For the first time in U.S. history, both sides of the ballot include Roman Catholics: Democrats’ Vice President Joe Biden, and Republicans’ newly named vice presidential candidate Paul Ryan.
Paul Ryan, Joe Biden: A tale of two Catholics
Ryan, 42, still belongs to the Catholic parish, St. John Vianney in Janesville, Wis., where he was an altar boy. Biden, 69, the first Catholic vice president in U.S. history, attends Mass at St. Patrick’s Parish and St. Joseph on the Brandywine Church, both in Wilmington, De.
Biden and Ryan both cite their faith as a formative influence, but neither is known as a standard-bearer for the Catholic hierarchy’s chief political causes: abortion and gay marriage. In fact, the two candidates are — politically at least — nearly polar opposites.
Biden agrees with the church on social justice issues like poverty, but runs afoul on gay marriage and abortion rights.

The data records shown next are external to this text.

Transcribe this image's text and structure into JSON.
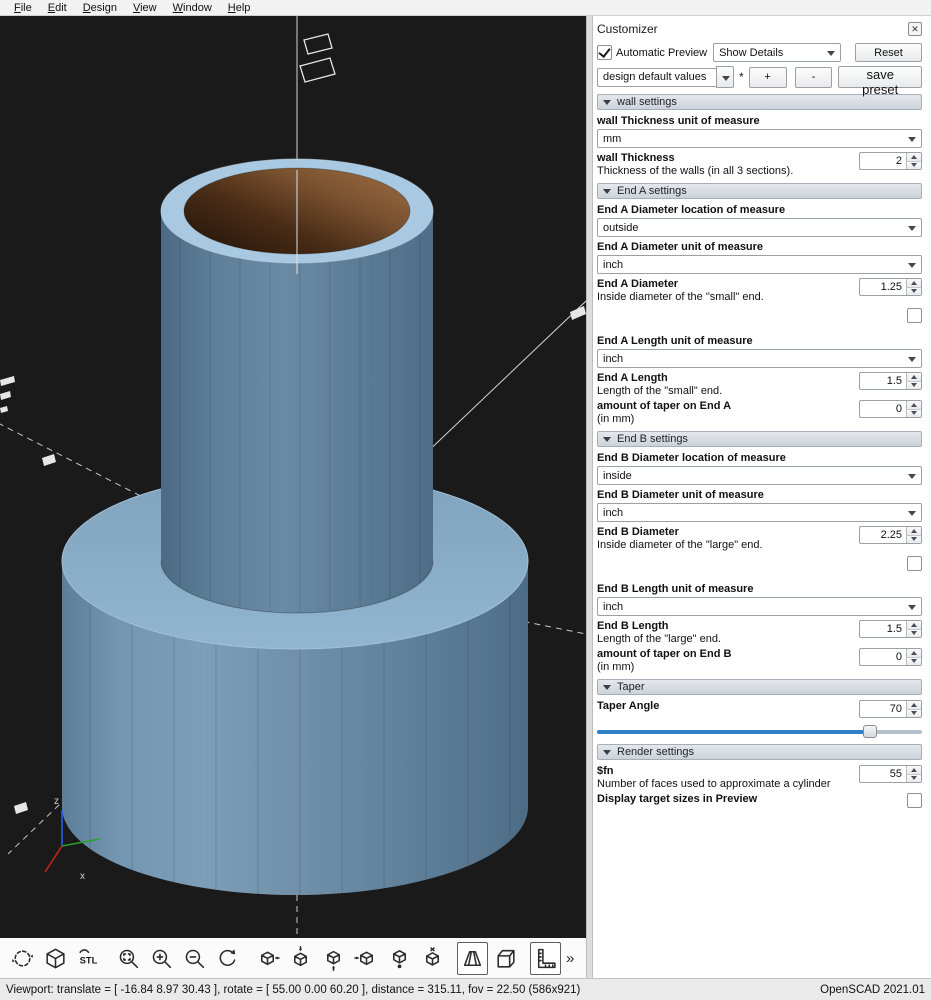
{
  "menu": {
    "items": [
      "File",
      "Edit",
      "Design",
      "View",
      "Window",
      "Help"
    ]
  },
  "customizer": {
    "title": "Customizer",
    "close_glyph": "✕",
    "automatic_preview_label": "Automatic Preview",
    "show_details_value": "Show Details",
    "reset_label": "Reset",
    "preset_value": "design default values",
    "modified_indicator": "*",
    "add_label": "+",
    "remove_label": "-",
    "save_preset_label": "save preset",
    "wall": {
      "header": "wall settings",
      "unit_label": "wall Thickness unit of measure",
      "unit_value": "mm",
      "thickness_label": "wall Thickness",
      "thickness_desc": "Thickness of the walls (in all 3 sections).",
      "thickness_value": "2"
    },
    "end_a": {
      "header": "End A settings",
      "location_label": "End A Diameter location of measure",
      "location_value": "outside",
      "diameter_unit_label": "End A Diameter unit of measure",
      "diameter_unit_value": "inch",
      "diameter_label": "End A Diameter",
      "diameter_desc": "Inside diameter of the \"small\" end.",
      "diameter_value": "1.25",
      "length_unit_label": "End A Length unit of measure",
      "length_unit_value": "inch",
      "length_label": "End A Length",
      "length_desc": "Length of the \"small\" end.",
      "length_value": "1.5",
      "taper_label": "amount of taper on End A",
      "taper_desc": "(in mm)",
      "taper_value": "0"
    },
    "end_b": {
      "header": "End B settings",
      "location_label": "End B Diameter location of measure",
      "location_value": "inside",
      "diameter_unit_label": "End B Diameter unit of measure",
      "diameter_unit_value": "inch",
      "diameter_label": "End B Diameter",
      "diameter_desc": "Inside diameter of the \"large\" end.",
      "diameter_value": "2.25",
      "length_unit_label": "End B Length unit of measure",
      "length_unit_value": "inch",
      "length_label": "End B Length",
      "length_desc": "Length of the \"large\" end.",
      "length_value": "1.5",
      "taper_label": "amount of taper on End B",
      "taper_desc": "(in mm)",
      "taper_value": "0"
    },
    "taper": {
      "header": "Taper",
      "angle_label": "Taper Angle",
      "angle_value": "70",
      "slider_position_pct": 84
    },
    "render": {
      "header": "Render settings",
      "fn_label": "$fn",
      "fn_desc": "Number of faces used to approximate a cylinder",
      "fn_value": "55",
      "display_label": "Display target sizes in Preview"
    }
  },
  "viewport": {
    "axis_z_label": "z",
    "axis_x_label": "x",
    "background_color": "#1a1a1a",
    "model_outer_color": "#6e8ca6",
    "model_rim_color": "#a9c9e2",
    "model_inner_color": "#8a5a34"
  },
  "toolbar": {
    "stl_label": "STL",
    "overflow_glyph": "»",
    "buttons": [
      "animate-icon",
      "cube-icon",
      "stl-export-icon",
      "zoom-all-icon",
      "zoom-in-icon",
      "zoom-out-icon",
      "reset-view-icon",
      "view-right-icon",
      "view-top-icon",
      "view-bottom-icon",
      "view-left-icon",
      "view-front-icon",
      "view-back-icon",
      "perspective-icon",
      "orthographic-icon",
      "measure-icon",
      "overflow-chevron"
    ]
  },
  "statusbar": {
    "left": "Viewport: translate = [ -16.84 8.97 30.43 ], rotate = [ 55.00 0.00 60.20 ], distance = 315.11, fov = 22.50 (586x921)",
    "right": "OpenSCAD 2021.01"
  }
}
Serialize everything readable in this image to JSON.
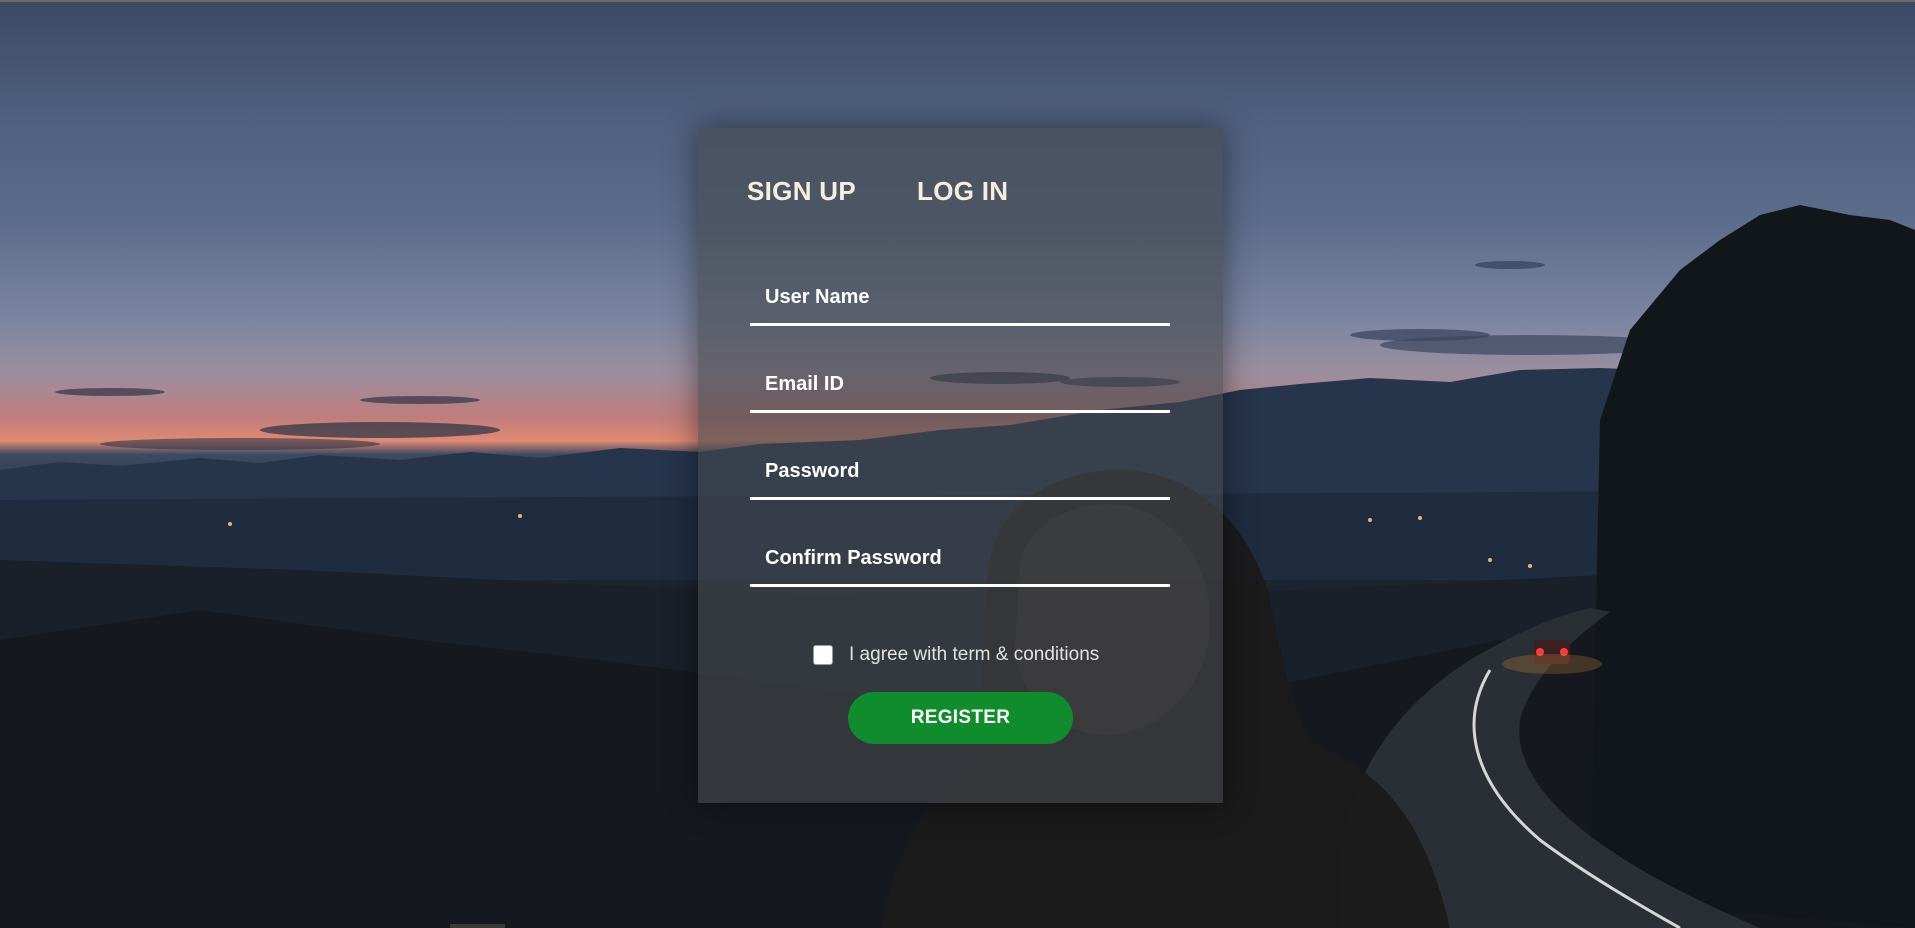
{
  "tabs": {
    "signup_label": "SIGN UP",
    "login_label": "LOG IN"
  },
  "form": {
    "username_placeholder": "User Name",
    "email_placeholder": "Email ID",
    "password_placeholder": "Password",
    "confirm_password_placeholder": "Confirm Password",
    "agree_label": "I agree with term & conditions",
    "agree_checked": false,
    "register_label": "REGISTER"
  },
  "colors": {
    "tab_text": "#f4f0dd",
    "register_button": "#0f8c2c",
    "field_underline": "#ffffff"
  }
}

Ryan, meanwhile, agrees with Catholic doctrine on abortion and gay marriage, but clashes with church leaders on social justice issues.
With Catholics comprising nearly a quarter of the U.S. electorate — and nearly a third in Midwestern swing states — the “Who’s the Better Catholic?” debate may become far more than an intrachurch squabble.
“It really has the potential to have a huge impact on this election,” said Maria Mazzenga, a historian at Catholic University in Washington.
Neither the Democratic nor Republican party platforms perfectly align with the wide body of Catholic social doctrine, which encompasses views on everything from war to economics to the unborn.
“The official teachings of the church can’t really be put into one camp or the other,” said Mazzenga.
So Catholic politicians must often choose between church and party orthodoxy, said R. Scott Appleby, a professor of history at the University of Notre Dame. [more]